- _Task brief_: Would you return each entry exactly as written, omitting any pictures?
--
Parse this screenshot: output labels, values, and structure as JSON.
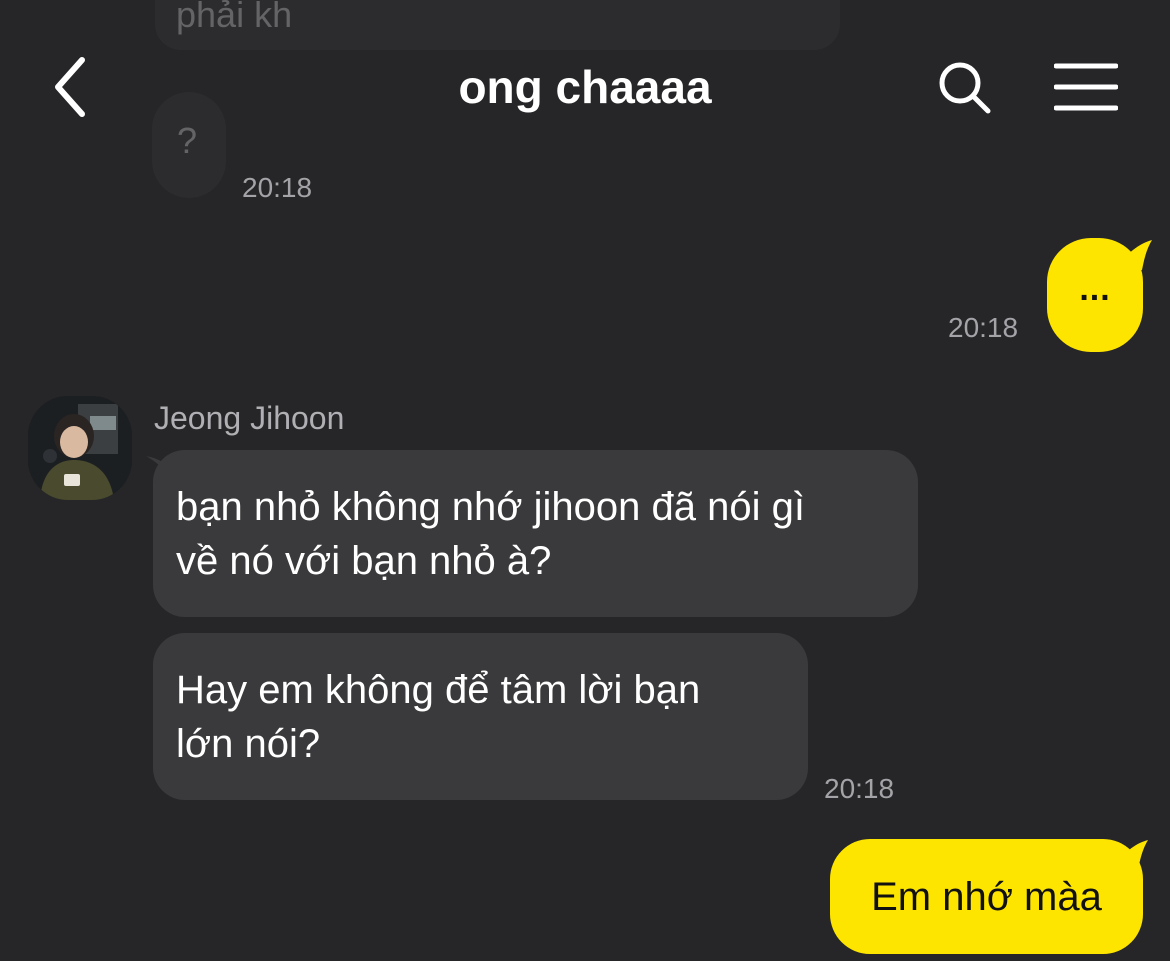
{
  "header": {
    "title": "ong chaaaa"
  },
  "ghost": {
    "text1": "phải kh",
    "text2": "?"
  },
  "messages": {
    "time_top": "20:18",
    "out1": {
      "text": "...",
      "time": "20:18"
    },
    "sender_name": "Jeong Jihoon",
    "in1": {
      "line1": "bạn nhỏ không nhớ jihoon đã nói gì",
      "line2": "về nó với bạn nhỏ à?"
    },
    "in2": {
      "line1": "Hay em không để tâm lời bạn",
      "line2": "lớn nói?",
      "time": "20:18"
    },
    "out2": {
      "text": "Em nhớ màa"
    }
  },
  "colors": {
    "background": "#262628",
    "incoming_bubble": "#3a3a3c",
    "outgoing_bubble": "#fee500",
    "timestamp": "#a3a3a8"
  },
  "icons": {
    "back": "chevron-left-icon",
    "search": "search-icon",
    "menu": "hamburger-menu-icon"
  }
}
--
- _Expected answer_:
Parse this screenshot: output labels, values, and structure as JSON.
{
  "header": {
    "title": "ong chaaaa"
  },
  "ghost": {
    "text1": "phải kh",
    "text2": "?"
  },
  "messages": {
    "time_top": "20:18",
    "out1": {
      "text": "...",
      "time": "20:18"
    },
    "sender_name": "Jeong Jihoon",
    "in1": {
      "line1": "bạn nhỏ không nhớ jihoon đã nói gì",
      "line2": "về nó với bạn nhỏ à?"
    },
    "in2": {
      "line1": "Hay em không để tâm lời bạn",
      "line2": "lớn nói?",
      "time": "20:18"
    },
    "out2": {
      "text": "Em nhớ màa"
    }
  },
  "colors": {
    "background": "#262628",
    "incoming_bubble": "#3a3a3c",
    "outgoing_bubble": "#fee500",
    "timestamp": "#a3a3a8"
  },
  "icons": {
    "back": "chevron-left-icon",
    "search": "search-icon",
    "menu": "hamburger-menu-icon"
  }
}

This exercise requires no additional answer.